◆ GIVEN DATA:
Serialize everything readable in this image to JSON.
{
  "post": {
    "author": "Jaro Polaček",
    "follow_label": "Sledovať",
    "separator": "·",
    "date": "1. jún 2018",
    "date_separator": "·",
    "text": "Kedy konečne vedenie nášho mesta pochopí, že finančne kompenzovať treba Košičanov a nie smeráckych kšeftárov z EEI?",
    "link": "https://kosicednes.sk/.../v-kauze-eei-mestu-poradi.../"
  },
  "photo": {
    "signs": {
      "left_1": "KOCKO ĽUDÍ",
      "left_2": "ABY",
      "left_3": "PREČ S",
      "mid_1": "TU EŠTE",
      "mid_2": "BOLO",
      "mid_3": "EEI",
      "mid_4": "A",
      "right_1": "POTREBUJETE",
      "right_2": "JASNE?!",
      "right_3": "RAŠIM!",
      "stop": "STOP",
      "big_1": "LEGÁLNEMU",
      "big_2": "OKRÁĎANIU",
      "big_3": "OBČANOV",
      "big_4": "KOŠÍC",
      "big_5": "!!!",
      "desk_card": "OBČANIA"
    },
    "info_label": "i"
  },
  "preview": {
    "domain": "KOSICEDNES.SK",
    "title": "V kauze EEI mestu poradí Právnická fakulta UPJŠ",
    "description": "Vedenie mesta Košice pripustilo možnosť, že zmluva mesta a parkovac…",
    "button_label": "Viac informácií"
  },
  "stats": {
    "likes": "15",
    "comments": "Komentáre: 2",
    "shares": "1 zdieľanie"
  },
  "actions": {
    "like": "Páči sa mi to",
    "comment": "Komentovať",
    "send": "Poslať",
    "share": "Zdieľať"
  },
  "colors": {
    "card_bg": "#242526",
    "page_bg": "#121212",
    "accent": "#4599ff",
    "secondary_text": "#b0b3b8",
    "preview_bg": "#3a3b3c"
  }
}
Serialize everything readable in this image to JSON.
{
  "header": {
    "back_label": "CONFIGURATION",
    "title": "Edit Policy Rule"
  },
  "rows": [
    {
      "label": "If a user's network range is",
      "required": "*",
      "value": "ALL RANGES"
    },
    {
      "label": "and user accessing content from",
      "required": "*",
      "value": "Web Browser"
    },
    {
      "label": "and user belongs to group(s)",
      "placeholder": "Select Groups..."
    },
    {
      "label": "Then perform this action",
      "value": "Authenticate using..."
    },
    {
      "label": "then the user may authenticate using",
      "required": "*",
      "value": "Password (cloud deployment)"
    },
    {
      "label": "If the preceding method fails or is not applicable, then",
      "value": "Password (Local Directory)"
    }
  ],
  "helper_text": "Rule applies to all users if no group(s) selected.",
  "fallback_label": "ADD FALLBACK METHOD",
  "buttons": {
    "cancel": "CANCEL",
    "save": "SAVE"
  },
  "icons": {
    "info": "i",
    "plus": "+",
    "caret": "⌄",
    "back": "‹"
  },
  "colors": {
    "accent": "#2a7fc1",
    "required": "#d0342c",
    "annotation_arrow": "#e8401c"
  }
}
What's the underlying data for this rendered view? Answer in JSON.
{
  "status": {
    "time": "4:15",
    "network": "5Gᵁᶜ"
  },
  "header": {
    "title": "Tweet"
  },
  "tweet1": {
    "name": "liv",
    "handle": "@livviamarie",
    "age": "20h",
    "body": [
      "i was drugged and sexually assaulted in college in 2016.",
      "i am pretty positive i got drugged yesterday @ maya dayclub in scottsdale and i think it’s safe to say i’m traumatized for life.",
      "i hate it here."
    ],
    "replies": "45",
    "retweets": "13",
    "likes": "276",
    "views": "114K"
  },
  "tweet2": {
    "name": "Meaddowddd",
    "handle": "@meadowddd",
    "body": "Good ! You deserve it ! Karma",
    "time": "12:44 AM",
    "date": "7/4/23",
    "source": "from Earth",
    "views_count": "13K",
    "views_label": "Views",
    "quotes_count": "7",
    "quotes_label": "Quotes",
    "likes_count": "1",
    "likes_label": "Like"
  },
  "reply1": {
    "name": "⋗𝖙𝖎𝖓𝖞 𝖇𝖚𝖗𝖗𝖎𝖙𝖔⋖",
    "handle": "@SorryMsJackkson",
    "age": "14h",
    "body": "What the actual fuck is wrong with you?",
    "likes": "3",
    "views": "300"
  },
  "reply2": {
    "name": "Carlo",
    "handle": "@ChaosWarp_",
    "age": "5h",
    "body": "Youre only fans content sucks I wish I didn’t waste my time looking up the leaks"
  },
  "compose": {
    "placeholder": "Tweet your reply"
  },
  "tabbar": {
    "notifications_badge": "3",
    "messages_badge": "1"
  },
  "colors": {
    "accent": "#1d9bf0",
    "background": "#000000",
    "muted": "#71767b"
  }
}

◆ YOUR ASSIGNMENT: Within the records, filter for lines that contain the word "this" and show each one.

◆ ANSWER AREA:
Serialize everything readable in this image to JSON.
Serialize everything readable in this image to JSON.
      "label": "Then perform this action",
What's the underlying data for this rendered view? Answer in JSON.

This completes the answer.